We are beginning a new Sunday feature here at MNN that will put the spotlight on a different Nintendo eShop title each week. The games spotlighted can be new or old, and will also be reviewed. We hope you enjoy it! This week, Chain Blaster for Nintendo 3DS:
The simplicity of arcade-style space shooters seems to never get old, as each new title in the genre manages to evolve the same basic gameplay concepts through the introduction of new power ups or a slight variance in the style of play. Chain Blaster on the 3DS eShop is no exception. While the game employs a mixture of gameplay mechanics that calls to mind classics like Space Invaders and Gradius, rewarding new elements are thrown into the mix to make Chain Blaster a worthwhile experience.

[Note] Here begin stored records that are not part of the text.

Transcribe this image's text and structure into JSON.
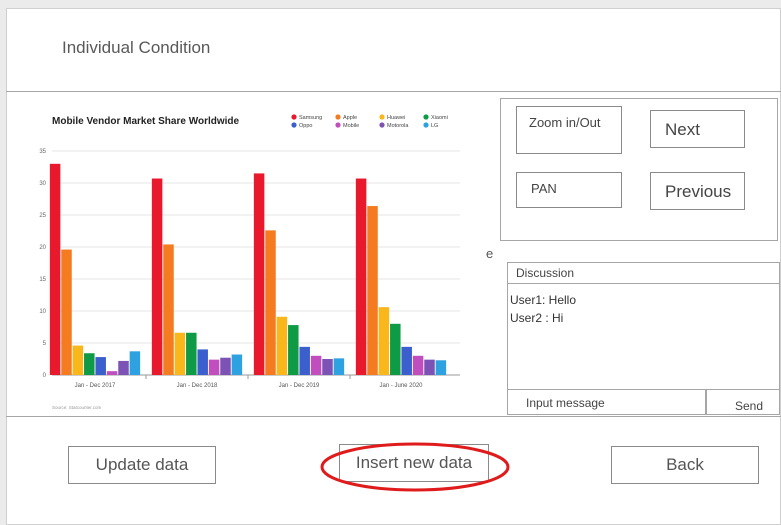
{
  "page": {
    "title": "Individual Condition"
  },
  "controls": {
    "zoom_label": "Zoom in/Out",
    "next_label": "Next",
    "pan_label": "PAN",
    "previous_label": "Previous"
  },
  "stray_text": "e",
  "discussion": {
    "title": "Discussion",
    "messages": [
      "User1: Hello",
      "User2 : Hi"
    ],
    "input_placeholder": "Input message",
    "send_label": "Send"
  },
  "actions": {
    "update_label": "Update data",
    "insert_label": "Insert new data",
    "back_label": "Back"
  },
  "annotation": {
    "highlight_color": "#e01b1b"
  },
  "chart_data": {
    "type": "bar",
    "title": "Mobile Vendor Market Share Worldwide",
    "source": "Source: Statcounter.com",
    "categories": [
      "Jan - Dec 2017",
      "Jan - Dec 2018",
      "Jan - Dec 2019",
      "Jan - June 2020"
    ],
    "ylim": [
      0,
      35
    ],
    "yticks": [
      0,
      5,
      10,
      15,
      20,
      25,
      30,
      35
    ],
    "grid": true,
    "legend_position": "top-right",
    "series": [
      {
        "name": "Samsung",
        "color": "#e8192c",
        "values": [
          33.0,
          30.7,
          31.5,
          30.7
        ]
      },
      {
        "name": "Apple",
        "color": "#f47b20",
        "values": [
          19.6,
          20.4,
          22.6,
          26.4
        ]
      },
      {
        "name": "Huawei",
        "color": "#f9b71c",
        "values": [
          4.6,
          6.6,
          9.1,
          10.6
        ]
      },
      {
        "name": "Xiaomi",
        "color": "#0f9a46",
        "values": [
          3.4,
          6.6,
          7.8,
          8.0
        ]
      },
      {
        "name": "Oppo",
        "color": "#3b5fcd",
        "values": [
          2.8,
          4.0,
          4.4,
          4.4
        ]
      },
      {
        "name": "Mobile",
        "color": "#c04ebf",
        "values": [
          0.6,
          2.4,
          3.0,
          3.0
        ]
      },
      {
        "name": "Motorola",
        "color": "#7d52b5",
        "values": [
          2.2,
          2.7,
          2.5,
          2.4
        ]
      },
      {
        "name": "LG",
        "color": "#2ea1e0",
        "values": [
          3.7,
          3.2,
          2.6,
          2.3
        ]
      }
    ]
  }
}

In Chain Blaster, players control an anti-virus ship set on a mission to rid the world’s super-computer from evil virus ships trying to infiltrate and use it to launch nuclear weapons. Like Gradius, players of Chain Blaster fire upon lines of enemy ships to receive power ups, in this case building up their Blast Gauge and Extend Gauge, the latter of which effectively serves as the player’s number of lives. Once the Blast Gauge becomes sufficiently full, the player can fire a Chain Blast that has the ability to destroy multiple lines of enemy ships at once. After several squads of enemies are defeated, mini-bosses appear in the form of larger spaceships, and following the defeat of several mini-bosses, the player’s ship is surrounded by a large space station as the main boss. This succession of enemies is repeated until the completion of the game.

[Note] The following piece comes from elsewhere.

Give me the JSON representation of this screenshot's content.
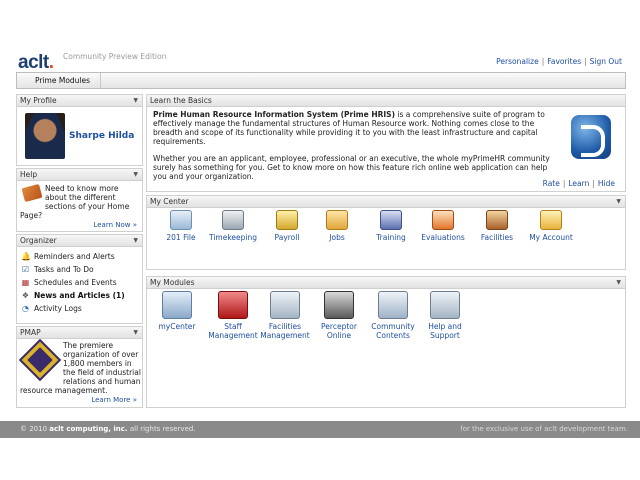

Chain Blaster features some elements that add to its replay value. The 3D backgrounds are simple and sometimes redundant, but are also effective at conveying the experience of flying through outer space. Though the levels can be repetitive, enemies become increasingly difficult, and challenging yourself to higher and higher scores can be addicting. The music enhances the thrills of dodging enemy fire, and though the graphics may seem rudimentary to some, they are just right for this style of game, and serve as a throwback to shooters of yesteryear. Also adding to the replay value are two difficulty options, each with a different spaceship to pilot that places its own limitations on the player. In the harder of the two modes, players must initiate Chain Blasts by flying directly into enemies, as their spaceship in this mode lacks the ability to shoot the blasts.

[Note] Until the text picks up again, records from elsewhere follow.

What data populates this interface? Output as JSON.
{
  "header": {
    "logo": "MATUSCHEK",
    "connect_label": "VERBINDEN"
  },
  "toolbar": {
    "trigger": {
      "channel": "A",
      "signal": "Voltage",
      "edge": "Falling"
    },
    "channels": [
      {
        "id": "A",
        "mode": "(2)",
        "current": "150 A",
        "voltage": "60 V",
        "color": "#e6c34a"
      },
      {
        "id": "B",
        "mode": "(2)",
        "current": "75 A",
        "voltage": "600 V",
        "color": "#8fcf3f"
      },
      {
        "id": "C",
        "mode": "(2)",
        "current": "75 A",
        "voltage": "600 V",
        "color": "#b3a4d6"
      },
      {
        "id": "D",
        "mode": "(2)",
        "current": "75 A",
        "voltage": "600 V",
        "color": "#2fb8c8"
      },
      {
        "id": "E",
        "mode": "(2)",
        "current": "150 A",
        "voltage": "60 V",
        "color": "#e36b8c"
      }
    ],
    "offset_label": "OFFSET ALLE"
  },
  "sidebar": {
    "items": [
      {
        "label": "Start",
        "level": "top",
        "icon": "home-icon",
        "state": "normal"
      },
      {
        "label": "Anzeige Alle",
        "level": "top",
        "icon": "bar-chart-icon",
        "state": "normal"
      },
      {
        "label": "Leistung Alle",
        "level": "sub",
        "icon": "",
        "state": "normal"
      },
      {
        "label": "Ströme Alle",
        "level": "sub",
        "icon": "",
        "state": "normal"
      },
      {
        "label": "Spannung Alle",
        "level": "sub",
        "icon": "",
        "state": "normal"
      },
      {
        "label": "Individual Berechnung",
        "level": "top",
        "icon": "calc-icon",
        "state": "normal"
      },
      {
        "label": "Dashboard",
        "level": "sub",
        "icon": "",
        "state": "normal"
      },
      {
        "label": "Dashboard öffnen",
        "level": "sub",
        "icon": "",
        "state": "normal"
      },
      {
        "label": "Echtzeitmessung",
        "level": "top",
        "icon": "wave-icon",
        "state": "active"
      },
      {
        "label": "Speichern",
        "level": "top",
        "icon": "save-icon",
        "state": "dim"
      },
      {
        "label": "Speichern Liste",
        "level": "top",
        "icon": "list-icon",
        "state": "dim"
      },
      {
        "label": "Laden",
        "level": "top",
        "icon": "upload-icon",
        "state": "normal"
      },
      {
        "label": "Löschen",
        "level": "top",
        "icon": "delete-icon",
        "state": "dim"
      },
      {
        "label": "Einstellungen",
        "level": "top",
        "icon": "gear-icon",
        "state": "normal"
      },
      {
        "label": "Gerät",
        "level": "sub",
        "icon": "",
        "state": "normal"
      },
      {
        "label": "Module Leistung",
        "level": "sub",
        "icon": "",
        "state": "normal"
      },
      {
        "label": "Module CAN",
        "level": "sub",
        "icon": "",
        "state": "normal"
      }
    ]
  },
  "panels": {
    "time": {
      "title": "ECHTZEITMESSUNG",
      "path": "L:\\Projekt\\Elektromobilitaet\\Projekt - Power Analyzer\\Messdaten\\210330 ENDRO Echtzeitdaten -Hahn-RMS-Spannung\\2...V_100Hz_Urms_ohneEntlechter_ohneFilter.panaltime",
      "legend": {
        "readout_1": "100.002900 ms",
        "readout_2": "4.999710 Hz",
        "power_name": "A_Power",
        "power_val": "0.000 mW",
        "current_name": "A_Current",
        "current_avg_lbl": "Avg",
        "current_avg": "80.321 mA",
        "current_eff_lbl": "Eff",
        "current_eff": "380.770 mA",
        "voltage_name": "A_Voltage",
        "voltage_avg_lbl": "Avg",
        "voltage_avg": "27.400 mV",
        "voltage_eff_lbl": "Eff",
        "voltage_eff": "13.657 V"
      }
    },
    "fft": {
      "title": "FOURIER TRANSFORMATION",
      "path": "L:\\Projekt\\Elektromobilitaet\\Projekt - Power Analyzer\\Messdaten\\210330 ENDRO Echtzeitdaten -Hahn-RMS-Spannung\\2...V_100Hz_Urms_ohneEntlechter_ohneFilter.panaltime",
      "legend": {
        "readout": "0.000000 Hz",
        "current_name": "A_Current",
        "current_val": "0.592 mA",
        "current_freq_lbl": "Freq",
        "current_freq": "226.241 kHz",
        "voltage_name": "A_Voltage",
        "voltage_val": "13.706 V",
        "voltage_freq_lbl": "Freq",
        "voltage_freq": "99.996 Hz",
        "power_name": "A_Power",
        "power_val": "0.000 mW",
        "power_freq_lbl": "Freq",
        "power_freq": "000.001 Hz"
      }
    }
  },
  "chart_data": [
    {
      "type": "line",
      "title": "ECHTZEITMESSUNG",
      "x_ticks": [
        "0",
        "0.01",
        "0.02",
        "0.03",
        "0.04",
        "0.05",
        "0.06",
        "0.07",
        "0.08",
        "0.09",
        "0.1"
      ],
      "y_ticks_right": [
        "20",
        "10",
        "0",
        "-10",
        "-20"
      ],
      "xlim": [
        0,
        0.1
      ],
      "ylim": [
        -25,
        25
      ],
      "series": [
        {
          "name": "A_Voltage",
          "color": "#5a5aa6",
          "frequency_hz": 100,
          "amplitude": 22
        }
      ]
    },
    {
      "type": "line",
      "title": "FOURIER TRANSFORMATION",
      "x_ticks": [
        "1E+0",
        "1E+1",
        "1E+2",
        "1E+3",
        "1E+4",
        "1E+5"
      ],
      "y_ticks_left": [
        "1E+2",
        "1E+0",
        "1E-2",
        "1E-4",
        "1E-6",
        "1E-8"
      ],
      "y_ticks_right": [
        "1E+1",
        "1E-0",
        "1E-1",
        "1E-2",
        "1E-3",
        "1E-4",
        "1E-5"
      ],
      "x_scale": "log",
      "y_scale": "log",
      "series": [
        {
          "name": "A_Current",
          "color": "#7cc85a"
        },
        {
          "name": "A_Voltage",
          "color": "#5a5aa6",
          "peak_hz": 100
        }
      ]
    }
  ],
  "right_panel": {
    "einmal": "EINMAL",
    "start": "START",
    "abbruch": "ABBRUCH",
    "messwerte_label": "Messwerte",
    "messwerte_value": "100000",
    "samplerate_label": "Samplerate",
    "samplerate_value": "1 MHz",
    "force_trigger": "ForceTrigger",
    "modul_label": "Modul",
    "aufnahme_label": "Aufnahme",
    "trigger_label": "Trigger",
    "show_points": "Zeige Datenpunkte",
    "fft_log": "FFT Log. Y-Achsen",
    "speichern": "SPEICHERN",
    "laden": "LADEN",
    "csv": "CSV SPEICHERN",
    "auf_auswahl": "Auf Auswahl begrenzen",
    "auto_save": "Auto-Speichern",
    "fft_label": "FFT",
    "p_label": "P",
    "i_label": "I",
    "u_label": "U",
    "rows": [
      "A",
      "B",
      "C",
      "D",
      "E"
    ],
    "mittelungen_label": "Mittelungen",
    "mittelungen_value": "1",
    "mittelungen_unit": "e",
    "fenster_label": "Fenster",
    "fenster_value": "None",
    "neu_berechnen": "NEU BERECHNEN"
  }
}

At only $6.99, Chain Blaster by indie developer G-Style is a small but welcome diversion to the 3DS’s meatier first-party titles, and a worthy successor to the Atari and NES shooters on which it is based.